Objectives. We sought to determine, using serial echocardiography, the hydrodynamic mechanisms involved in the occurrence of hemolysis after mitral valve repair. Background. Recently, fluid dynamic simulation models have identified distinct patterns of mitral regurgitant flow disturbances in patients with mitral prosthetic hemolysis that were associated with high shear stress and may therefore produce clinical hemolysis. Rapid acceleration, fragmentation, and collision jets were associated with high shear stress and hemolysis whereas slow deceleration and free jets were not. Methods.

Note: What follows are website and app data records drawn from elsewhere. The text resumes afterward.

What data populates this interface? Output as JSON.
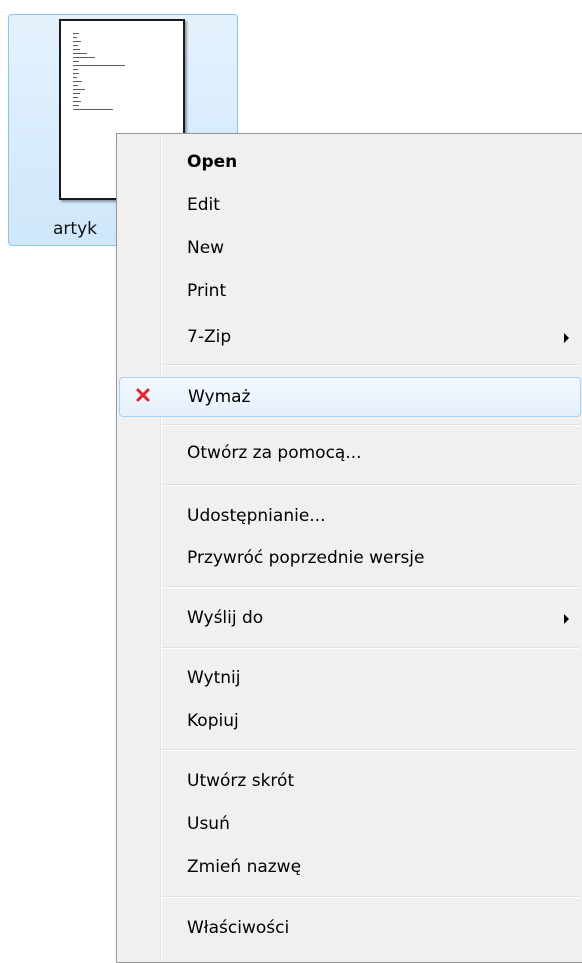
{
  "desktop": {
    "file_label": "artyk"
  },
  "context_menu": {
    "items": [
      {
        "label": "Open"
      },
      {
        "label": "Edit"
      },
      {
        "label": "New"
      },
      {
        "label": "Print"
      },
      {
        "label": "7-Zip"
      },
      {
        "label": "Wymaż",
        "icon": "red-x-icon"
      },
      {
        "label": "Otwórz za pomocą..."
      },
      {
        "label": "Udostępnianie..."
      },
      {
        "label": "Przywróć poprzednie wersje"
      },
      {
        "label": "Wyślij do"
      },
      {
        "label": "Wytnij"
      },
      {
        "label": "Kopiuj"
      },
      {
        "label": "Utwórz skrót"
      },
      {
        "label": "Usuń"
      },
      {
        "label": "Zmień nazwę"
      },
      {
        "label": "Właściwości"
      }
    ]
  },
  "colors": {
    "selection_bg": "#cfe7fb",
    "selection_border": "#8dc4ed",
    "menu_bg": "#f0f0f0",
    "hover_border": "#a8d0f0",
    "erase_icon": "#e8202a"
  }
}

We reviewed serial echocardiographic studies of 13 consecutive patients with hemolytic anemia after mitral valve repair who were referred for mitral reoperation between January 1985 and December 1996 (group 1). Thirteen patients undergoing reoperation for mitral regurgitation after mitral valve repair but without hemolysis served as controls (group 2). Results. The mitral regurgitant jet was central in origin in 12 group 1 patients and 9 group 2 patients (Fisher exact test, p = 0.3). The other patients had para-ring regurgitation. Group 1 patients had collision (n = 11), rapid acceleration (n = 2) or fragmentation (n = 1) jets whereas group 2 patients had slow deceleration (n = 11) or free jets (n = 2) (Fisher exact test, p < 0.0001). One patient with hemolysis had both collision and rapid acceleration jets. The 'culprit' jet could be identified on the postbypass transesophageal echocardiography (TEE) study in only 1 patient at the time of initial mitral repair. Twelve group 1 patients underwent reoperation, with subsequent resolution of hemolysis in all patients. At reoperation, the initial repair was found to be intact in 8 (67%) patients. Conclusion. Distinct patterns of flow disturbance associated with high shear stress were identified by color Doppler imaging in patients with hemolysis after mitral valve repair. The majority (92%) of these color flow disturbances were not present during intraoperative postbypass TEE study after initial mitral repair and subsequently developed in the early postoperative period.
ASJC Scopus subject areas
- Cardiology and Cardiovascular Medicine